Brooklyn Navy Yard Building 77 at nighttime

The Brooklyn Navy Yard covers 300 acres of the waterfront, touching neighborhoods from Dumbo to Fort Greene to Williamsburg. Both inside and outside the Yard’s gates are a growing number of places to eat and drink. If you’re traveling to the Yard via Dumbo, this neighborhood is packed with eateries for fine dining, a quick bite, or a drink. Nearby BLDG 92, there are great places for sandwiches, coffee, pizza, Mexican food, and more. The Yard is also a short walk from Downtown Brooklyn, where you can find the many offerings of the DeKalb Market Hall and the iconic Junior’s Restaurant.

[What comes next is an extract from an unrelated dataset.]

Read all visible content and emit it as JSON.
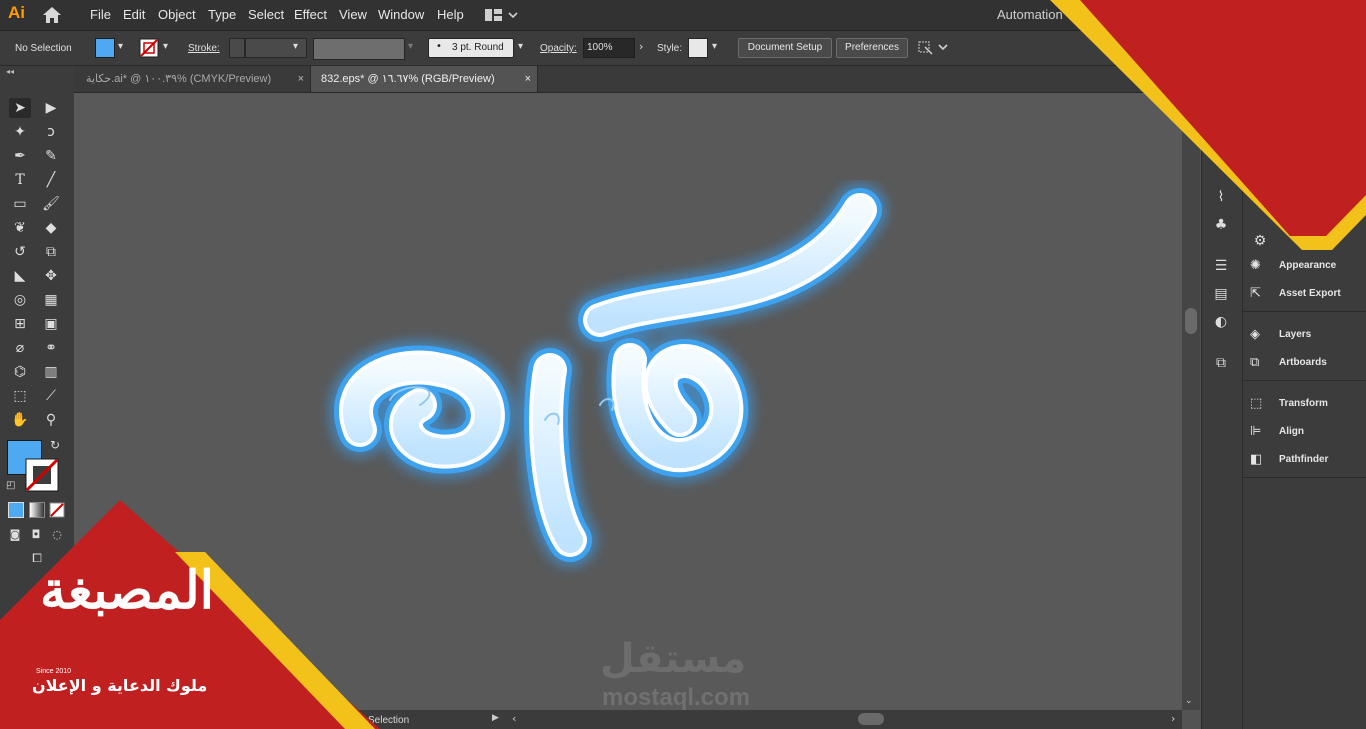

Within the Yard, you can have coffee and bite at the Brooklyn Roasting Company Café in BLDG 92, grab a drink at the Gatehouse of Kings County Distillery, and stop by the Food Manufacturing Hub at Building 77, home to the newest location of Russ & Daughters. Click the map below for more information. >> Continue reading